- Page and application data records
====

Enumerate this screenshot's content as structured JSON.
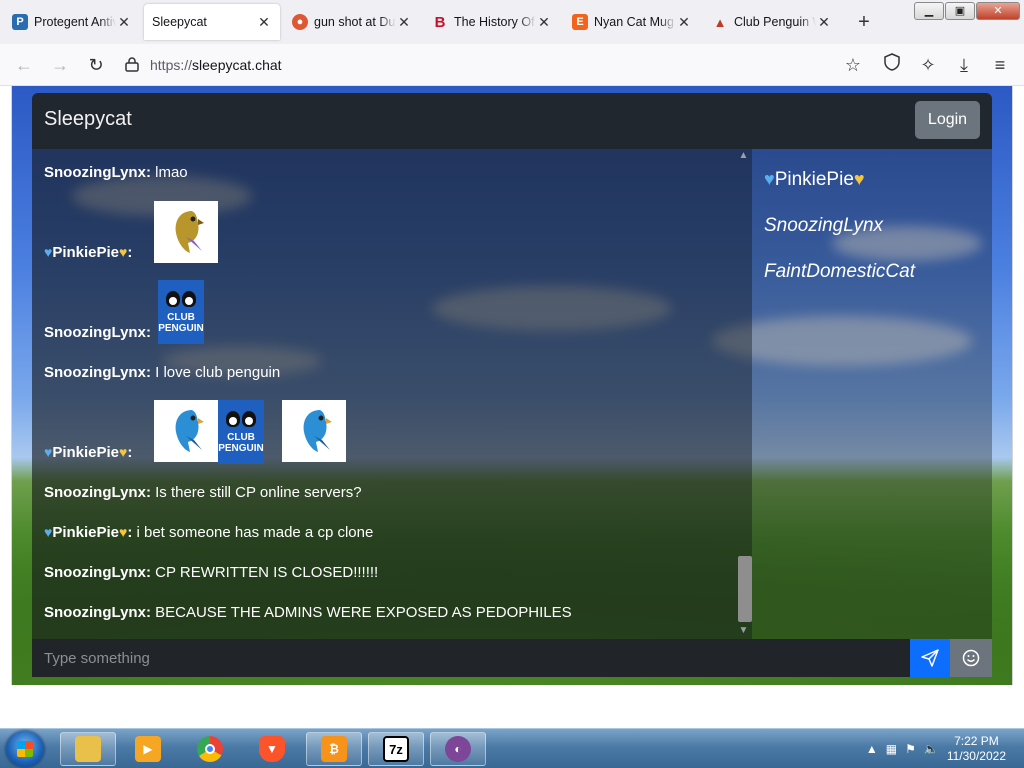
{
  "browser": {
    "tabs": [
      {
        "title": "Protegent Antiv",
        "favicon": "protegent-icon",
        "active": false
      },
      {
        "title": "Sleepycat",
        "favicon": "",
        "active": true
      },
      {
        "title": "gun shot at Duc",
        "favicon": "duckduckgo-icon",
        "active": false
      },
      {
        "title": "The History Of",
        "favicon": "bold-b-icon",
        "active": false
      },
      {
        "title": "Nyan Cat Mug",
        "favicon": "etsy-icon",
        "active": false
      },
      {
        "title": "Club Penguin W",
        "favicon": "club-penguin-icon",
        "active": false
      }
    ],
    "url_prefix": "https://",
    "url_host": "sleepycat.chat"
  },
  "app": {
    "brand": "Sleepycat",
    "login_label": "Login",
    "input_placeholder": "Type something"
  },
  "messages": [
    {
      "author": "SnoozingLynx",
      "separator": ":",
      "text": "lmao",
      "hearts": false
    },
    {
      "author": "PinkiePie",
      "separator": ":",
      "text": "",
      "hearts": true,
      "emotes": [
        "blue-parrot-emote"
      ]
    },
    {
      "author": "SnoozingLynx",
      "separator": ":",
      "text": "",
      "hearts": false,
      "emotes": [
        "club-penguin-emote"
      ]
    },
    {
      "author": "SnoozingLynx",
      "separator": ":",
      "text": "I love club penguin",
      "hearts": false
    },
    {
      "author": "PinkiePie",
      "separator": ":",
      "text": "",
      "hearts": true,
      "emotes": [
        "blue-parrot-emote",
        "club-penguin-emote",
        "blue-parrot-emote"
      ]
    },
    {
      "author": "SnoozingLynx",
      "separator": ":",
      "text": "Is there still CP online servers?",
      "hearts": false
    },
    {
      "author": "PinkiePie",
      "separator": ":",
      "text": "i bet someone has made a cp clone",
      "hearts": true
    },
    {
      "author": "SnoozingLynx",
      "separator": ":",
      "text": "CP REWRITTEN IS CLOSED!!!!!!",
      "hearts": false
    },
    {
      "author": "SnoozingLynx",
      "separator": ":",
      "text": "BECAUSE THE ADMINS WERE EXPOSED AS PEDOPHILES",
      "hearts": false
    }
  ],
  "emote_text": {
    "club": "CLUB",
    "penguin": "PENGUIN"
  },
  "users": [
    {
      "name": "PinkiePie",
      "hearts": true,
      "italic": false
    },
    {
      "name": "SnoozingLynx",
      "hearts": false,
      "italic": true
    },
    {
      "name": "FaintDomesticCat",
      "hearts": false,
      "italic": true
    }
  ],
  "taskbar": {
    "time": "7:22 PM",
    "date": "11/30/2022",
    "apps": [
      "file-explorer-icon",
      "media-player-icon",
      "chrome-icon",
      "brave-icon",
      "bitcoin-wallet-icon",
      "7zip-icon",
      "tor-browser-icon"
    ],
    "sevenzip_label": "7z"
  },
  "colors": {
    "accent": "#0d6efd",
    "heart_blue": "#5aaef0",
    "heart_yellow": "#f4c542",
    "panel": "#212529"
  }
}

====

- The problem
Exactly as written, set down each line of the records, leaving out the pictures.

- Answer for this exercise
Enumerate this screenshot's content as structured JSON.
{
  "browser": {
    "tabs": [
      {
        "title": "Protegent Antiv",
        "favicon": "protegent-icon",
        "active": false
      },
      {
        "title": "Sleepycat",
        "favicon": "",
        "active": true
      },
      {
        "title": "gun shot at Duc",
        "favicon": "duckduckgo-icon",
        "active": false
      },
      {
        "title": "The History Of",
        "favicon": "bold-b-icon",
        "active": false
      },
      {
        "title": "Nyan Cat Mug",
        "favicon": "etsy-icon",
        "active": false
      },
      {
        "title": "Club Penguin W",
        "favicon": "club-penguin-icon",
        "active": false
      }
    ],
    "url_prefix": "https://",
    "url_host": "sleepycat.chat"
  },
  "app": {
    "brand": "Sleepycat",
    "login_label": "Login",
    "input_placeholder": "Type something"
  },
  "messages": [
    {
      "author": "SnoozingLynx",
      "separator": ":",
      "text": "lmao",
      "hearts": false
    },
    {
      "author": "PinkiePie",
      "separator": ":",
      "text": "",
      "hearts": true,
      "emotes": [
        "blue-parrot-emote"
      ]
    },
    {
      "author": "SnoozingLynx",
      "separator": ":",
      "text": "",
      "hearts": false,
      "emotes": [
        "club-penguin-emote"
      ]
    },
    {
      "author": "SnoozingLynx",
      "separator": ":",
      "text": "I love club penguin",
      "hearts": false
    },
    {
      "author": "PinkiePie",
      "separator": ":",
      "text": "",
      "hearts": true,
      "emotes": [
        "blue-parrot-emote",
        "club-penguin-emote",
        "blue-parrot-emote"
      ]
    },
    {
      "author": "SnoozingLynx",
      "separator": ":",
      "text": "Is there still CP online servers?",
      "hearts": false
    },
    {
      "author": "PinkiePie",
      "separator": ":",
      "text": "i bet someone has made a cp clone",
      "hearts": true
    },
    {
      "author": "SnoozingLynx",
      "separator": ":",
      "text": "CP REWRITTEN IS CLOSED!!!!!!",
      "hearts": false
    },
    {
      "author": "SnoozingLynx",
      "separator": ":",
      "text": "BECAUSE THE ADMINS WERE EXPOSED AS PEDOPHILES",
      "hearts": false
    }
  ],
  "emote_text": {
    "club": "CLUB",
    "penguin": "PENGUIN"
  },
  "users": [
    {
      "name": "PinkiePie",
      "hearts": true,
      "italic": false
    },
    {
      "name": "SnoozingLynx",
      "hearts": false,
      "italic": true
    },
    {
      "name": "FaintDomesticCat",
      "hearts": false,
      "italic": true
    }
  ],
  "taskbar": {
    "time": "7:22 PM",
    "date": "11/30/2022",
    "apps": [
      "file-explorer-icon",
      "media-player-icon",
      "chrome-icon",
      "brave-icon",
      "bitcoin-wallet-icon",
      "7zip-icon",
      "tor-browser-icon"
    ],
    "sevenzip_label": "7z"
  },
  "colors": {
    "accent": "#0d6efd",
    "heart_blue": "#5aaef0",
    "heart_yellow": "#f4c542",
    "panel": "#212529"
  }
}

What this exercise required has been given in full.